The same applies to search engine apps, which collect feedback from their users to add to their databases. Machine translation is definitely part of the future of the translation industry.
Voice recognition applied to translation
Another area where enormous progress is being made is direct translation from human speech. An example of this is Microsoft’s online tool on the cloud computing service Azure, a speech recognition app that recognises the user’s speech, converts it into text and then automatically translates it into another language. Similar technologies had already appeared on platforms like YouTube, where it was possible to activate automatically-generated subtitles (with often incomprehensible results). However, the results are increasingly accurate, and they represent the future of translation, interpreting and subtitling.
Sectors with the highest demand
For obvious reasons, the last two years have seen an increased demand for translators in the medical field. In addition to mass infections, COVID-19 also spurred an increase in academic publications and social media content about the virus and pandemic in response to public anxiety and the need for scientists from all over the world to communicate.
Medical translation has always been in high demand, but 2022 will continue to be a year of growth for this specialised field, particularly with the rapid expansion of the COVID-19 Omicron variant.
Technical translation for commerce and business will have to incorporate new techniques and types of content. Localisation services will become increasingly important, as companies have to act more and more globally. This means investing in services such as interpretation for video-call meetings and conferences, website and software localisation and translation and adaptation of promotional materials to different languages and markets.
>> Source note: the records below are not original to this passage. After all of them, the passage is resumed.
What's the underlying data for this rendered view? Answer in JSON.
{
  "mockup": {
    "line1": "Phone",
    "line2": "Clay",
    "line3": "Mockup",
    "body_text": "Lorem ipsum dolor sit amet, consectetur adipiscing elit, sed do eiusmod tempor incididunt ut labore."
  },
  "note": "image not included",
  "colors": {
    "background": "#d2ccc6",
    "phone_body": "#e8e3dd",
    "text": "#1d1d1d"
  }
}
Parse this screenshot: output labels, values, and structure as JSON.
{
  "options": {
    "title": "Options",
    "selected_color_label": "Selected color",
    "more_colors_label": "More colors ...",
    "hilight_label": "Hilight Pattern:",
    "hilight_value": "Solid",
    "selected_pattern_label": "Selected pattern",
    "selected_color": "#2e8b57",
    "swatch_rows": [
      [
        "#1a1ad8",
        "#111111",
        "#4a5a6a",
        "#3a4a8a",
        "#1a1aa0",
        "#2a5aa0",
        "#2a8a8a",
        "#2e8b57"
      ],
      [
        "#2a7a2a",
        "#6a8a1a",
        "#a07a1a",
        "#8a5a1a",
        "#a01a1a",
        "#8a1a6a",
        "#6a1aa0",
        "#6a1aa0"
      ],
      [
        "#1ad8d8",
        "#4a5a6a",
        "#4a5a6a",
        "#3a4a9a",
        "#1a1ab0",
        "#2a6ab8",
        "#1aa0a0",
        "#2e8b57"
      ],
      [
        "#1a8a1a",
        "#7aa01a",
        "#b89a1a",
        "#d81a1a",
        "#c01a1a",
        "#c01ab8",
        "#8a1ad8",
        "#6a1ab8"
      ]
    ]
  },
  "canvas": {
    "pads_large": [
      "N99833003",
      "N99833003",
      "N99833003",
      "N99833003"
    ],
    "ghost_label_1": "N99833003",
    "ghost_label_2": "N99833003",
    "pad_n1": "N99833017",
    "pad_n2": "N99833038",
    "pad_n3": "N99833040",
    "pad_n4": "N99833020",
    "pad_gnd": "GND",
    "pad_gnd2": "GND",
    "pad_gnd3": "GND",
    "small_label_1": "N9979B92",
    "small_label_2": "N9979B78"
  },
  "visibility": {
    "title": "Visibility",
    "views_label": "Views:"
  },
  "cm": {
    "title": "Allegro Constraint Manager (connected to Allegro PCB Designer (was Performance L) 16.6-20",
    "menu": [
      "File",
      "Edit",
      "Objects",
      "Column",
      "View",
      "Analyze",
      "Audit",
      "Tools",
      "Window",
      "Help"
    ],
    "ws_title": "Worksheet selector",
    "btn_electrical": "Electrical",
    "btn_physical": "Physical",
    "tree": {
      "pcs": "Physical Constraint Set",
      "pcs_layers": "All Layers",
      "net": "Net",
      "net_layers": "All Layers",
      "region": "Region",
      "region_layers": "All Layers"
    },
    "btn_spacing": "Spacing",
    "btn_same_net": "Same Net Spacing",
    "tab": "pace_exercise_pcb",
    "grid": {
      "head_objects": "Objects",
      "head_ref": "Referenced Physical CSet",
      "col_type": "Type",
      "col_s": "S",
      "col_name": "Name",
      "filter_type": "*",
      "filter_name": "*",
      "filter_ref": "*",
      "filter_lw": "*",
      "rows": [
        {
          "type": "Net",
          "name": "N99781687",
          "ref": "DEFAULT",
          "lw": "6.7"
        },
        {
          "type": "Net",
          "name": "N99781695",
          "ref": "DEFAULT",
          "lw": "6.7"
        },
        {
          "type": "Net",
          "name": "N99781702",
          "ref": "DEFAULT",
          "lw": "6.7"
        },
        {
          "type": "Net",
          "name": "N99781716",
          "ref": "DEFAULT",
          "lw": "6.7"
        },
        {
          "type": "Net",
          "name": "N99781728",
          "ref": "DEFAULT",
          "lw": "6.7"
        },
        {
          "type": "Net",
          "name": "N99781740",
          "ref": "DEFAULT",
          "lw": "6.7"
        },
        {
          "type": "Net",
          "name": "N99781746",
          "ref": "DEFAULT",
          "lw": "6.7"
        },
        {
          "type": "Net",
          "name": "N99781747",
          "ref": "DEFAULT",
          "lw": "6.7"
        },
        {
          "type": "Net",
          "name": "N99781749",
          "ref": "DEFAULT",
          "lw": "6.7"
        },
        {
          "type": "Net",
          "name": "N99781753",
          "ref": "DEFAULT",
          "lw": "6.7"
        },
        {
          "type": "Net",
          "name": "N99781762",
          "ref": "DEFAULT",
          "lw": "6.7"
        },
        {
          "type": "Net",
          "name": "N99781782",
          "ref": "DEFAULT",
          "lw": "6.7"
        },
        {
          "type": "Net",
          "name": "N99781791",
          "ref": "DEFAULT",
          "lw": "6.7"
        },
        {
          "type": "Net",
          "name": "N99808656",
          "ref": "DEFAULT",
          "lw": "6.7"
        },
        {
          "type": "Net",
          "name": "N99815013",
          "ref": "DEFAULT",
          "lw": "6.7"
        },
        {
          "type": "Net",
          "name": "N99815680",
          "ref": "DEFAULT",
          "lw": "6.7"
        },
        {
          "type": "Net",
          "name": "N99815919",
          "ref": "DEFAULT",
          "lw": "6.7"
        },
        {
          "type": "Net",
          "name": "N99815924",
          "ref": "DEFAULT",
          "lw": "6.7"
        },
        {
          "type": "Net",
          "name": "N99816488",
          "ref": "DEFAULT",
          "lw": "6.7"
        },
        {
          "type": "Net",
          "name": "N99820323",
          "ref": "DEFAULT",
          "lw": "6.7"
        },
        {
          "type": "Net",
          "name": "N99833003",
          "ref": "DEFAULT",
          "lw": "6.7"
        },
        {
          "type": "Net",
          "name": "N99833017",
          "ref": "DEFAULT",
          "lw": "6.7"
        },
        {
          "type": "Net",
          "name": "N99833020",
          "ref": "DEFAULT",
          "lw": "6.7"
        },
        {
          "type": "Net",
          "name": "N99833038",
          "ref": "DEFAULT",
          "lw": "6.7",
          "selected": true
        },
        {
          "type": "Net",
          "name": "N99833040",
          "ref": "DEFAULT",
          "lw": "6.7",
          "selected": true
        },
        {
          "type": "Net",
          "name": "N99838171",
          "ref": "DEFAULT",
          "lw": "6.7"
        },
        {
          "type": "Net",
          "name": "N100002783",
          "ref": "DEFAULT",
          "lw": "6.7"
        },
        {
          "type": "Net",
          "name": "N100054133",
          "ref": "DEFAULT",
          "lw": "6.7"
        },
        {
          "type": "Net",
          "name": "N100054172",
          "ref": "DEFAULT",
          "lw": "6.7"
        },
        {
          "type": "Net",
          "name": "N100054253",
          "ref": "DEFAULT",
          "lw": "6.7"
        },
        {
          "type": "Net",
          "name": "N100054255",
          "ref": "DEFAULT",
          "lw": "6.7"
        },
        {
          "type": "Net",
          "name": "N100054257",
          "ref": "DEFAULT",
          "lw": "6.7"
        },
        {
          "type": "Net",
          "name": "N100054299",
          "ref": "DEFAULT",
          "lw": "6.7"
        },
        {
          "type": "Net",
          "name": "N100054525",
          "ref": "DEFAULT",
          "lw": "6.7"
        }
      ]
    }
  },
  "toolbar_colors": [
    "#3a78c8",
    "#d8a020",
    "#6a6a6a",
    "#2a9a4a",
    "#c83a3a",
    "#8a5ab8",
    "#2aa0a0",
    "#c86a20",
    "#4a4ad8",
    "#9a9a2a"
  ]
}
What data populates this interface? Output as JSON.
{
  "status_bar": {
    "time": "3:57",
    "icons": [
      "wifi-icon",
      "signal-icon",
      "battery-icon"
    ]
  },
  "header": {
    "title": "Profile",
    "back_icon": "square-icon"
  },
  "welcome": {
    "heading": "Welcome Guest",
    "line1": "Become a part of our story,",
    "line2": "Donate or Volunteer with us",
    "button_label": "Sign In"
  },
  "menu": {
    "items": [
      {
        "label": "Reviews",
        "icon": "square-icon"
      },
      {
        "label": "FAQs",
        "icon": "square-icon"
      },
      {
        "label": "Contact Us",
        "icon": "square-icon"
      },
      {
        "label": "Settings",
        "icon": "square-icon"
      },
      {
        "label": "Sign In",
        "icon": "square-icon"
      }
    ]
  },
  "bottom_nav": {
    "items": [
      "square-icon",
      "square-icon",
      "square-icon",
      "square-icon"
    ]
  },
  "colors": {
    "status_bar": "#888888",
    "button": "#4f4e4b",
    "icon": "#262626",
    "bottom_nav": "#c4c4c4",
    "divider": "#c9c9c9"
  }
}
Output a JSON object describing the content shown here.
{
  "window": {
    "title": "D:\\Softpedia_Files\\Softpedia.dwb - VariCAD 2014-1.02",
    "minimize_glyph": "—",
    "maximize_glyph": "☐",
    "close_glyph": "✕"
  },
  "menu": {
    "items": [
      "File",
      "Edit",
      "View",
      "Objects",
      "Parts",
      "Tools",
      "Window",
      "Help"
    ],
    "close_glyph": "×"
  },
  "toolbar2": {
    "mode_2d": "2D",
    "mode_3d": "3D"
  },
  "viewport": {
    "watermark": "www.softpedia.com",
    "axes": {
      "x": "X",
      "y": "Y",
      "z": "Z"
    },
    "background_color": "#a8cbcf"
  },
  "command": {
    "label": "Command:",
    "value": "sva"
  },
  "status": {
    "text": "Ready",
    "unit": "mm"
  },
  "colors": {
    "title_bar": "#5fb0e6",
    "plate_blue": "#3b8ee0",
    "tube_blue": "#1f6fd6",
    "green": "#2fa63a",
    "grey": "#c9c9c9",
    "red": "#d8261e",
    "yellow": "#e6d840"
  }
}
In the entertainment sector, the growth of streaming platforms around the world can be expected to continue – leading to an increase in demand for subtitling and dubbing services for films and series. The same is true for the video games market, which is gaining popularity on the Internet and in online models, also leading to a greater need for specialised localisation services in this area.
Finally, two years of the pandemic have led to unprecedented growth of the e-learning sector. Remote-training platforms require large numbers of translators to meet the needs of people all over the world who want to start or continue their training in a setting of lockdowns and restrictions.